**PROBLEM REQUIREMENTS:** Wherever a line below holds the word "Appointment", copy that line.

**RECORDS FOR THE EXERCISE:**

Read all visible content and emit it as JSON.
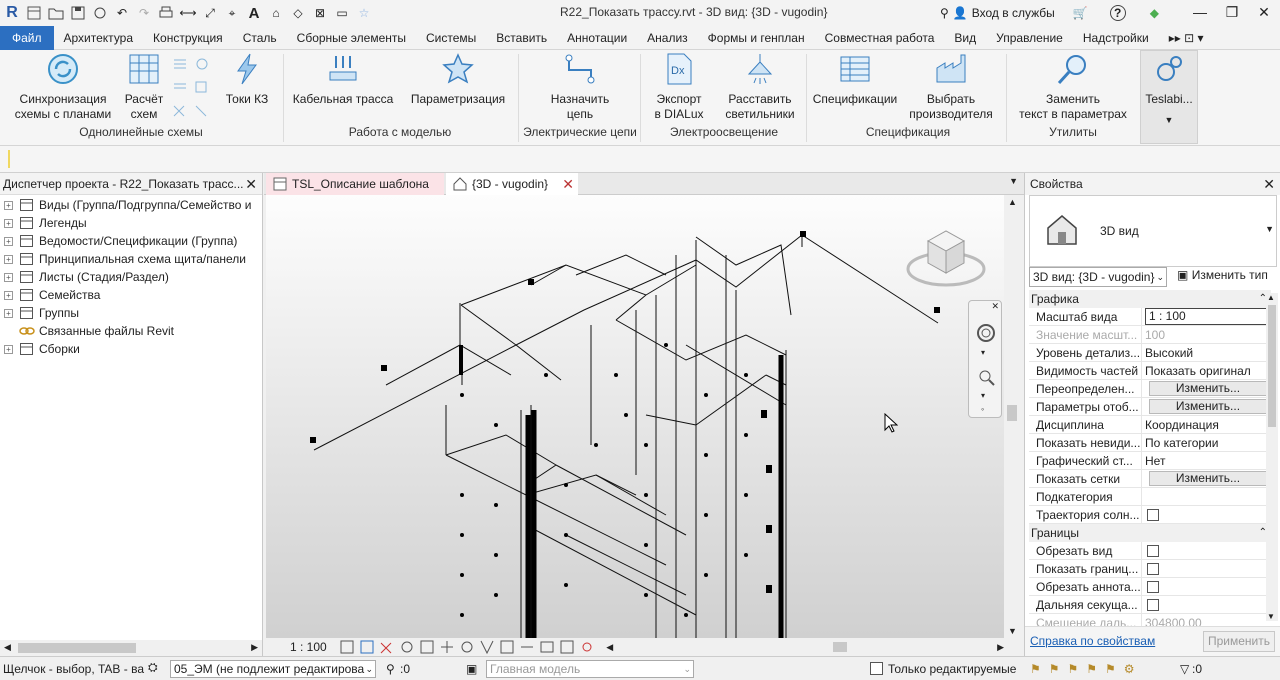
{
  "titlebar": {
    "app_logo": "R",
    "document_title": "R22_Показать трассу.rvt - 3D вид: {3D - vugodin}",
    "sign_in": "Вход в службы",
    "help": "?",
    "quick_access_icons": [
      "open-icon",
      "save-icon",
      "sync-icon",
      "undo-icon",
      "redo-icon",
      "print-icon",
      "measure-icon",
      "dimension-icon",
      "text-icon",
      "3d-view-icon",
      "close-hidden-icon",
      "switch-windows-icon"
    ]
  },
  "menu": {
    "tabs": [
      "Файл",
      "Архитектура",
      "Конструкция",
      "Сталь",
      "Сборные элементы",
      "Системы",
      "Вставить",
      "Аннотации",
      "Анализ",
      "Формы и генплан",
      "Совместная работа",
      "Вид",
      "Управление",
      "Надстройки"
    ]
  },
  "ribbon": {
    "buttons": {
      "sync": "Синхронизация\nсхемы с планами",
      "calc": "Расчёт\nсхем",
      "short_circuit": "Токи КЗ",
      "cable_tray": "Кабельная трасса",
      "parametrize": "Параметризация",
      "assign_circuit": "Назначить\nцепь",
      "export_dialux": "Экспорт\nв DIALux",
      "place_lights": "Расставить\nсветильники",
      "specs": "Спецификации",
      "choose_maker": "Выбрать\nпроизводителя",
      "replace_text": "Заменить\nтекст в параметрах",
      "teslabim": "Teslabi..."
    },
    "groups": {
      "single_line": "Однолинейные схемы",
      "model_work": "Работа с моделью",
      "circuits": "Электрические цепи",
      "lighting": "Электроосвещение",
      "specs": "Спецификация",
      "utils": "Утилиты"
    }
  },
  "browser": {
    "title": "Диспетчер проекта - R22_Показать трасс...",
    "items": [
      {
        "label": "Виды (Группа/Подгруппа/Семейство и"
      },
      {
        "label": "Легенды"
      },
      {
        "label": "Ведомости/Спецификации (Группа)"
      },
      {
        "label": "Принципиальная схема щита/панели"
      },
      {
        "label": "Листы (Стадия/Раздел)"
      },
      {
        "label": "Семейства"
      },
      {
        "label": "Группы"
      },
      {
        "label": "Связанные файлы Revit"
      },
      {
        "label": "Сборки"
      }
    ]
  },
  "view_tabs": {
    "tab1": "TSL_Описание шаблона",
    "tab2": "{3D - vugodin}"
  },
  "viewbar": {
    "scale": "1 : 100"
  },
  "properties": {
    "title": "Свойства",
    "type_name": "3D вид",
    "type_selector": "3D вид: {3D - vugodin}",
    "edit_type": "Изменить тип",
    "group_graphics": "Графика",
    "group_bounds": "Границы",
    "rows": [
      {
        "name": "Масштаб вида",
        "value": "1 : 100"
      },
      {
        "name": "Значение масшт...",
        "value": "100"
      },
      {
        "name": "Уровень детализ...",
        "value": "Высокий"
      },
      {
        "name": "Видимость частей",
        "value": "Показать оригинал"
      },
      {
        "name": "Переопределен...",
        "value": "Изменить..."
      },
      {
        "name": "Параметры отоб...",
        "value": "Изменить..."
      },
      {
        "name": "Дисциплина",
        "value": "Координация"
      },
      {
        "name": "Показать невиди...",
        "value": "По категории"
      },
      {
        "name": "Графический ст...",
        "value": "Нет"
      },
      {
        "name": "Показать сетки",
        "value": "Изменить..."
      },
      {
        "name": "Подкатегория",
        "value": ""
      },
      {
        "name": "Траектория солн...",
        "value": ""
      },
      {
        "name": "Обрезать вид",
        "value": ""
      },
      {
        "name": "Показать границ...",
        "value": ""
      },
      {
        "name": "Обрезать аннота...",
        "value": ""
      },
      {
        "name": "Дальняя секуща...",
        "value": ""
      },
      {
        "name": "Смещение даль...",
        "value": "304800,00"
      }
    ],
    "help_link": "Справка по свойствам",
    "apply": "Применить"
  },
  "statusbar": {
    "hint": "Щелчок - выбор, TAB - ва",
    "workset": "05_ЭМ (не подлежит редактирова",
    "selected_count": ":0",
    "design_option": "Главная модель",
    "editable_only": "Только редактируемые",
    "filter_count": ":0"
  },
  "colors": {
    "accent": "#2c6fc1",
    "tab_pink": "#fbe3e7",
    "link": "#1a5fb4"
  }
}
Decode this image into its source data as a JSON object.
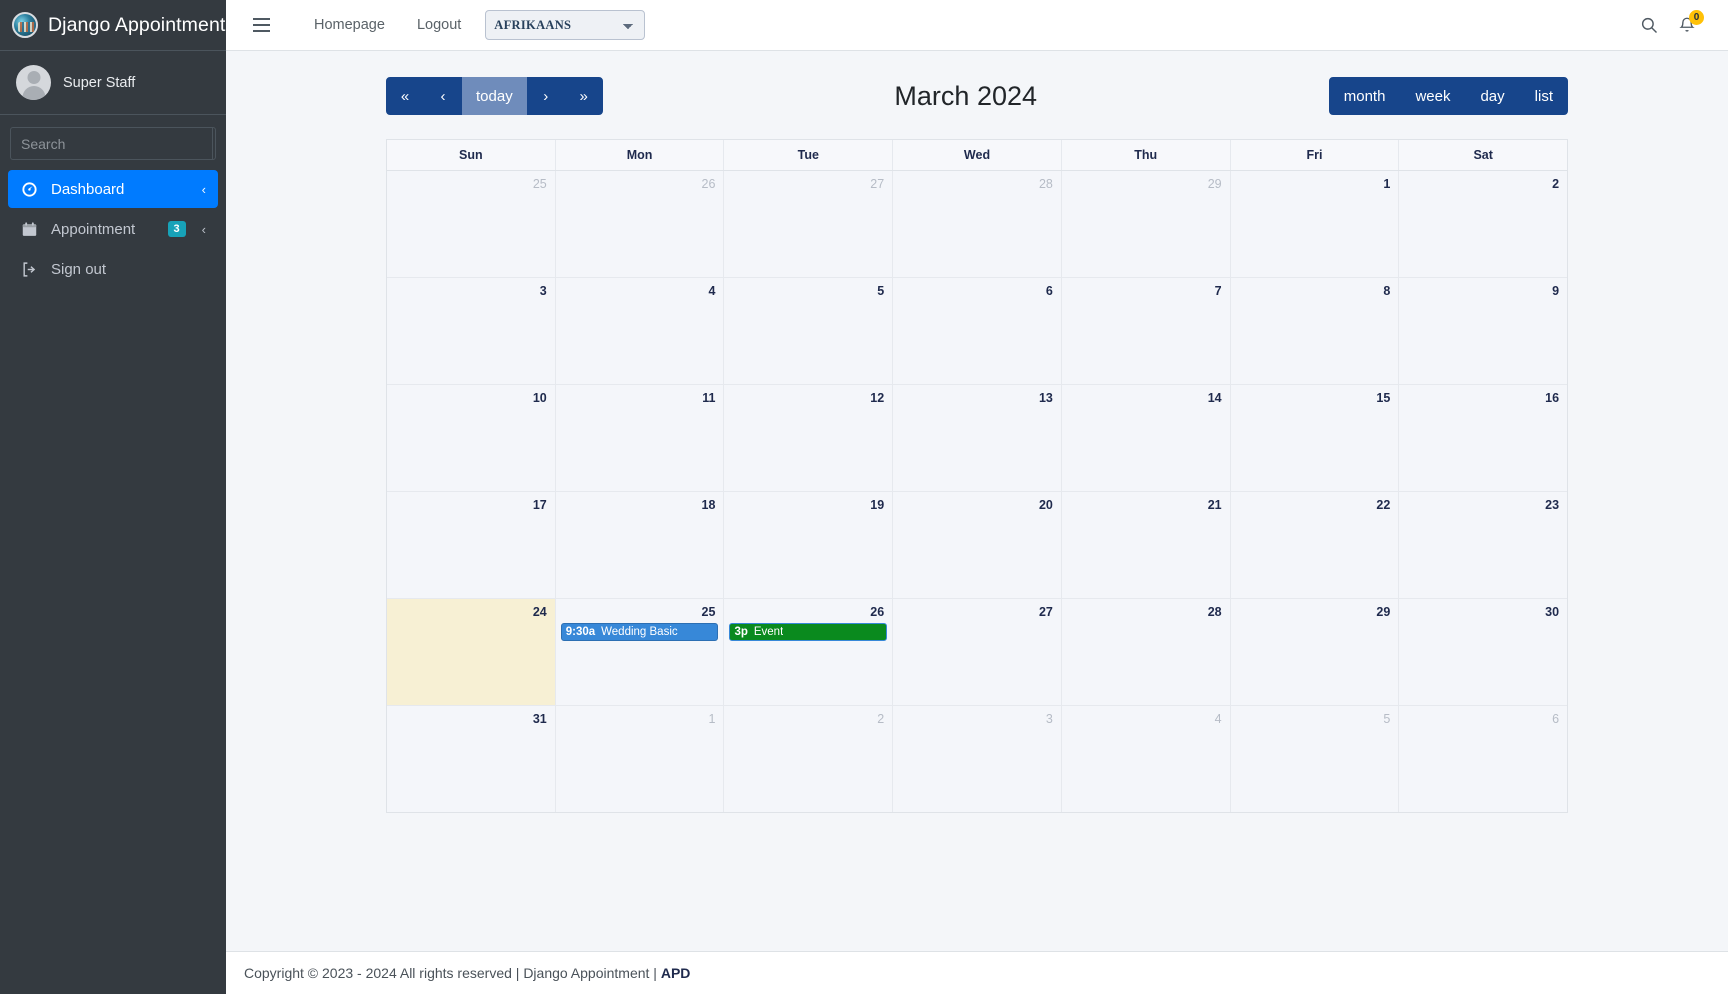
{
  "sidebar": {
    "brand": "Django Appointment",
    "brand_logo_icon": "django-globe-logo-icon",
    "user": {
      "name": "Super Staff",
      "avatar_icon": "avatar-icon"
    },
    "search": {
      "placeholder": "Search",
      "value": "",
      "button_icon": "search-icon"
    },
    "items": [
      {
        "label": "Dashboard",
        "icon": "speedometer-icon",
        "active": true,
        "badge": null,
        "chevron": "‹"
      },
      {
        "label": "Appointment",
        "icon": "calendar-icon",
        "active": false,
        "badge": "3",
        "chevron": "‹"
      },
      {
        "label": "Sign out",
        "icon": "sign-out-icon",
        "active": false,
        "badge": null,
        "chevron": ""
      }
    ]
  },
  "topbar": {
    "menu_icon": "hamburger-menu-icon",
    "links": [
      "Homepage",
      "Logout"
    ],
    "language": {
      "selected": "AFRIKAANS",
      "options": [
        "AFRIKAANS"
      ]
    },
    "search_icon": "search-icon",
    "notifications": {
      "icon": "bell-icon",
      "count": "0"
    }
  },
  "calendar": {
    "title": "March 2024",
    "nav_buttons": [
      {
        "label": "«",
        "name": "prev-year-button",
        "disabled": false
      },
      {
        "label": "‹",
        "name": "prev-month-button",
        "disabled": false
      },
      {
        "label": "today",
        "name": "today-button",
        "disabled": true
      },
      {
        "label": "›",
        "name": "next-month-button",
        "disabled": false
      },
      {
        "label": "»",
        "name": "next-year-button",
        "disabled": false
      }
    ],
    "view_buttons": [
      {
        "label": "month",
        "active": true
      },
      {
        "label": "week",
        "active": false
      },
      {
        "label": "day",
        "active": false
      },
      {
        "label": "list",
        "active": false
      }
    ],
    "day_headers": [
      "Sun",
      "Mon",
      "Tue",
      "Wed",
      "Thu",
      "Fri",
      "Sat"
    ],
    "weeks": [
      [
        {
          "num": "25",
          "other": true,
          "today": false,
          "events": []
        },
        {
          "num": "26",
          "other": true,
          "today": false,
          "events": []
        },
        {
          "num": "27",
          "other": true,
          "today": false,
          "events": []
        },
        {
          "num": "28",
          "other": true,
          "today": false,
          "events": []
        },
        {
          "num": "29",
          "other": true,
          "today": false,
          "events": []
        },
        {
          "num": "1",
          "other": false,
          "today": false,
          "events": []
        },
        {
          "num": "2",
          "other": false,
          "today": false,
          "events": []
        }
      ],
      [
        {
          "num": "3",
          "other": false,
          "today": false,
          "events": []
        },
        {
          "num": "4",
          "other": false,
          "today": false,
          "events": []
        },
        {
          "num": "5",
          "other": false,
          "today": false,
          "events": []
        },
        {
          "num": "6",
          "other": false,
          "today": false,
          "events": []
        },
        {
          "num": "7",
          "other": false,
          "today": false,
          "events": []
        },
        {
          "num": "8",
          "other": false,
          "today": false,
          "events": []
        },
        {
          "num": "9",
          "other": false,
          "today": false,
          "events": []
        }
      ],
      [
        {
          "num": "10",
          "other": false,
          "today": false,
          "events": []
        },
        {
          "num": "11",
          "other": false,
          "today": false,
          "events": []
        },
        {
          "num": "12",
          "other": false,
          "today": false,
          "events": []
        },
        {
          "num": "13",
          "other": false,
          "today": false,
          "events": []
        },
        {
          "num": "14",
          "other": false,
          "today": false,
          "events": []
        },
        {
          "num": "15",
          "other": false,
          "today": false,
          "events": []
        },
        {
          "num": "16",
          "other": false,
          "today": false,
          "events": []
        }
      ],
      [
        {
          "num": "17",
          "other": false,
          "today": false,
          "events": []
        },
        {
          "num": "18",
          "other": false,
          "today": false,
          "events": []
        },
        {
          "num": "19",
          "other": false,
          "today": false,
          "events": []
        },
        {
          "num": "20",
          "other": false,
          "today": false,
          "events": []
        },
        {
          "num": "21",
          "other": false,
          "today": false,
          "events": []
        },
        {
          "num": "22",
          "other": false,
          "today": false,
          "events": []
        },
        {
          "num": "23",
          "other": false,
          "today": false,
          "events": []
        }
      ],
      [
        {
          "num": "24",
          "other": false,
          "today": true,
          "events": []
        },
        {
          "num": "25",
          "other": false,
          "today": false,
          "events": [
            {
              "time": "9:30a",
              "title": "Wedding Basic",
              "color": "#3788d8",
              "border": "#2c6fb3"
            }
          ]
        },
        {
          "num": "26",
          "other": false,
          "today": false,
          "events": [
            {
              "time": "3p",
              "title": "Event",
              "color": "#0a8a1e",
              "border": "#3788d8"
            }
          ]
        },
        {
          "num": "27",
          "other": false,
          "today": false,
          "events": []
        },
        {
          "num": "28",
          "other": false,
          "today": false,
          "events": []
        },
        {
          "num": "29",
          "other": false,
          "today": false,
          "events": []
        },
        {
          "num": "30",
          "other": false,
          "today": false,
          "events": []
        }
      ],
      [
        {
          "num": "31",
          "other": false,
          "today": false,
          "events": []
        },
        {
          "num": "1",
          "other": true,
          "today": false,
          "events": []
        },
        {
          "num": "2",
          "other": true,
          "today": false,
          "events": []
        },
        {
          "num": "3",
          "other": true,
          "today": false,
          "events": []
        },
        {
          "num": "4",
          "other": true,
          "today": false,
          "events": []
        },
        {
          "num": "5",
          "other": true,
          "today": false,
          "events": []
        },
        {
          "num": "6",
          "other": true,
          "today": false,
          "events": []
        }
      ]
    ]
  },
  "footer": {
    "text": "Copyright © 2023 - 2024 All rights reserved | Django Appointment | ",
    "bold": "APD"
  }
}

**RESPONSE FOR THIS EXERCISE:**
    "brand": "Django Appointment",
        "label": "Appointment",
    "text": "Copyright © 2023 - 2024 All rights reserved | Django Appointment | ",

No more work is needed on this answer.